Also, the marketing budget for Live at the Beacon was $0.
So how did he join the elite Emmy club that includes big budgets Mad Men and Modern Family? How did he simultaneously write/direct/edit/produce Louie on FX for the cost of one Modern Family actor’s salary per episode ($250,000), and sell $4.5 million worth of stand-up tour tickets direct to fans in 3 days without the marketing dollars to shove his brand down our throats?
Louis C.K. has succeeded with his core fan base because he doesn’t have the polish of a PR filter (@louisck: “answer to “Why aren’t you coming to my town” prolly is that all theaters in your town won’t allow our tix service. or your town sux. JK”). We like his candid language and direct communication with us. We genuinely want to see him succeed, fail, get caught in vulnerable moments, make mistakes as a dad, apologize for those mistakes, and unintentionally defend Daniel Tosh.

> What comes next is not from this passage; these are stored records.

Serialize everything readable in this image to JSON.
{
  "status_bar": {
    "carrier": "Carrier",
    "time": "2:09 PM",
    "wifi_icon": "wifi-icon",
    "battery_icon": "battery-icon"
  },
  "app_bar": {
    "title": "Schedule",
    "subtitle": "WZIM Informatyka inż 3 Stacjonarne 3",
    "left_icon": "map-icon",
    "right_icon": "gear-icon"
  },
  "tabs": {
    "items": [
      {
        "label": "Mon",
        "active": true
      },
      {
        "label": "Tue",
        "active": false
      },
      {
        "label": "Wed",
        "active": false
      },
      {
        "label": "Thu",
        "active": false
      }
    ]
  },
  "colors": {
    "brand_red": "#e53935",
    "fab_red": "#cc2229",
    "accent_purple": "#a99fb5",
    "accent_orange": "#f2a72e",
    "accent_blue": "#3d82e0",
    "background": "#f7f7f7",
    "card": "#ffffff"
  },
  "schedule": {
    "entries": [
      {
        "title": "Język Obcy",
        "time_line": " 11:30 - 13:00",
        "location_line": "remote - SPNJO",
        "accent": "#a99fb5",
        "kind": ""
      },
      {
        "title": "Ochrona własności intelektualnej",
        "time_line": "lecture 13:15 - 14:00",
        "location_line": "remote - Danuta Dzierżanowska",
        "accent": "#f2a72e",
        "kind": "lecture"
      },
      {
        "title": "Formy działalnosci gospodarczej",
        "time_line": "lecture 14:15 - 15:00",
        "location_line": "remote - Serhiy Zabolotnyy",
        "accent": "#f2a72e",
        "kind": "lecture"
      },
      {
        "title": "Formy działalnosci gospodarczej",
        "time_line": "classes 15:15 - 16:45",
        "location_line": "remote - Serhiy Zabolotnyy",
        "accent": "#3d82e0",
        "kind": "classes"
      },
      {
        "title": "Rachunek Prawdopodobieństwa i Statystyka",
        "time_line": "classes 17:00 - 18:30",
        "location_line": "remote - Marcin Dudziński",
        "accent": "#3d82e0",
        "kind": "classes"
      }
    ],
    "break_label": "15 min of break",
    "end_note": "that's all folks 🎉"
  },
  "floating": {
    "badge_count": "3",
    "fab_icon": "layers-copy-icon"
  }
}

But at the end of the day, we want him to win all 7 of those Emmys. We love him because he is uncomfortable in the limelight and because he doesn’t care that he wears a black t-shirt and jeans every time he is on camera. Louis C.K. is our comedy secret, and we love that he isn’t a mainstream success with a show on CBS.
Now, Louis C.K. is a well-oiled machine. He’s at a point where if he exhales too loudly, he gets to appear on Good Morning America and Letterman in the same day. THAT is the ultimate goal of holistic marketing – to have the public so interested in your every move (and not in a Lindsay Lohan way) that you’re constantly in the media. And it’s even sweeter for his image because he doesn’t actually care about the attention. He only cares about honest, vulnerable, usually painful comedy.